Today I would like to focus on one of the resources of APPRAISAL in more detail. Namely, I would like to speak about ENGAGEMENT. The ENGAGEMENT resource is “directed towards identifying the particular dialogic positioning associated with given meanings and towards describing what is at stake when one meaning rather than another is employed” (Martin & White, 2005, p. 97). In other words, this APPRAISAL resource functions rhetorically to construct relations of alignment and rapport or vice versa, disalignment, between the speaker/writer and the listener/reader. ENGAGEMENT is concerned with whether the author of an utterance excludes (monoglossia) or admits (heteroglossia) any external positions. Let us look at these examples:
1) The Earth goes around the sun.
2) According to scientists, the Earth goes around the sun.
In example 1, the author makes a statement without any references to external sources, therefore this is a monoglossic proposition. In example 2, the author refers to “scientists”, therefore, in this case we deal with heteroglossia. Heteroglossia is often used by an author to demonstrate that what he/she is saying does not belong to him or to demonstrate that what he/she is saying is supported by other [reputable] people and, thus, deserves trust/consideration. Different positions or sources are termed as “voices” within this framework.
The ENGAGEMENT resource of APPRAISAL has a ramified taxonomy which includes following four categories: disclaim, proclaim, entertain, and attribute.
1) With disclaim propositions, the authorial voice positions itself as “at odds with, or rejecting some contrary position” (Martin & White, 2005, p. 97). This category comprises deny and counter as subcategories (for examples see the figure at the top of this post).
2) Proclaim helps the author to suppress any alternative positions or to set himself/herself against them “by representing the proposition as highly warrantable (compelling, valid, plausible, well-bounded, generally agreed, reliable, etc.)” (Martin & White, 2005, p. 97). This category includes concur, pronounce, and endorse subcategories.
3) Using entertain inventory, the authorial voice represents a given proposition as one of a range of possible propositions and in this way entertains/invokes dialogic alternatives; for this purpose the whole proposition is explicitly presented “as grounded in its own contingent, individual subjectivity” (Martin & White, 2005, 97).
4) Attribute propositions are characterized by the availability of external voices and/or dialogic alternatives which entail non-endorsement and permit the author to remain aloof from the relationships of alignment or disalignment (Martin & White, 2005). This category has two subcategories: acknowledge and distance.

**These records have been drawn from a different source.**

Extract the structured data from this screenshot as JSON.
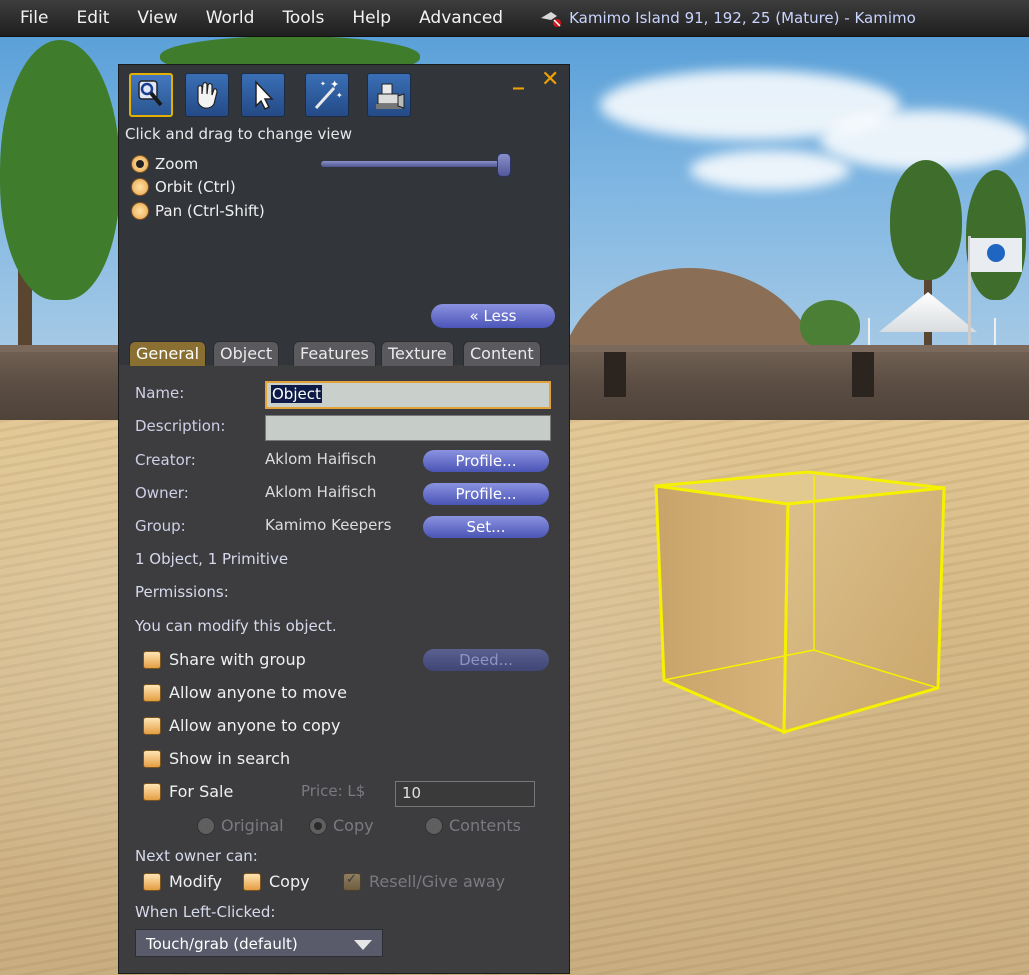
{
  "menubar": {
    "items": [
      "File",
      "Edit",
      "View",
      "World",
      "Tools",
      "Help",
      "Advanced"
    ],
    "location": "Kamimo Island 91, 192, 25 (Mature) - Kamimo"
  },
  "tools": {
    "hint": "Click and drag to change view",
    "view_modes": [
      {
        "label": "Zoom",
        "selected": true
      },
      {
        "label": "Orbit (Ctrl)",
        "selected": false
      },
      {
        "label": "Pan (Ctrl-Shift)",
        "selected": false
      }
    ],
    "less_label": "« Less",
    "tabs": [
      "General",
      "Object",
      "Features",
      "Texture",
      "Content"
    ],
    "active_tab": "General"
  },
  "general": {
    "name_label": "Name:",
    "name_value": "Object",
    "description_label": "Description:",
    "description_value": "",
    "creator_label": "Creator:",
    "creator_value": "Aklom Haifisch",
    "owner_label": "Owner:",
    "owner_value": "Aklom Haifisch",
    "group_label": "Group:",
    "group_value": "Kamimo Keepers",
    "profile_label": "Profile...",
    "set_label": "Set...",
    "deed_label": "Deed...",
    "object_count": "1 Object, 1 Primitive",
    "permissions_label": "Permissions:",
    "modify_note": "You can modify this object.",
    "share_group": "Share with group",
    "allow_move": "Allow anyone to move",
    "allow_copy": "Allow anyone to copy",
    "show_search": "Show in search",
    "for_sale": "For Sale",
    "price_label": "Price: L$",
    "price_value": "10",
    "sale_types": [
      "Original",
      "Copy",
      "Contents"
    ],
    "next_owner_label": "Next owner can:",
    "next_modify": "Modify",
    "next_copy": "Copy",
    "next_resell": "Resell/Give away",
    "left_click_label": "When Left-Clicked:",
    "left_click_value": "Touch/grab (default)"
  },
  "colors": {
    "accent": "#e4b000",
    "button": "#6a74d0",
    "panel": "#3d3d3f"
  }
}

Disclaim and proclaim categories are grouped into the contract set of resources, while entertain and attribute categories are grouped into the expand set. The contract resources function to exclude or limit other voices or position within a text. The expand resources, on the contrary, function to invoke alternatives.

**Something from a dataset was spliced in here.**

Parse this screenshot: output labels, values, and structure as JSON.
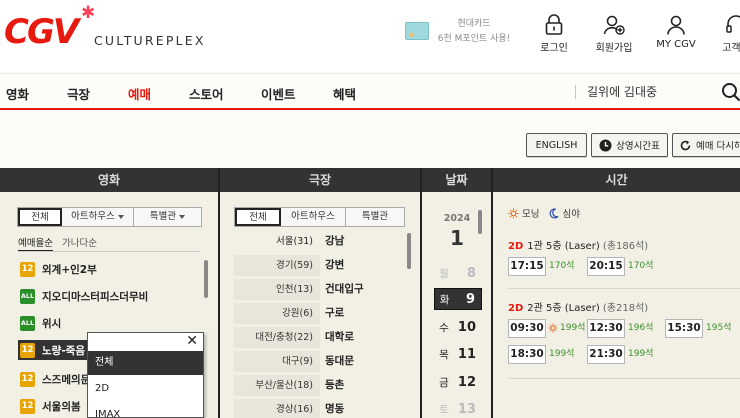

As can be seen from the figure above and from the discussion, ENGAGEMENT is a highly detailed framework which allows doing a fine-grained analysis of a text. However, the framework has two limitations. First, it is characterized by a relatively strong reliance on lexicogrammar and insufficient attention to such aspects as syntax, punctuation, and typography. Second, up to know only a few studies (e.g. Economou, 2009) have attempted to apply the framework to the analysis of visual texts while modern discourse is increasingly multimodal (e.g. websites, software, animations). Therefore, the ENGAGEMENT framework is a useful tool for the analysis of the lexicogrammatical aspect of a text; however, for the analysis of multimodal texts, it may be beneficial to examine other modes which contribute to its overall communicative value.
Economou, D. (2009). Photos in the news: appraisal analysis of visual semiosis and verbal-visual intersemiosis. PhD dissertation, University of Sydney, Department of Linguistics, NSW, Australia.
Martin, J. R., & White, P. R. (2005). The language of evaluation: Appraisal in English. Basingstoke: Palgrave Macmillan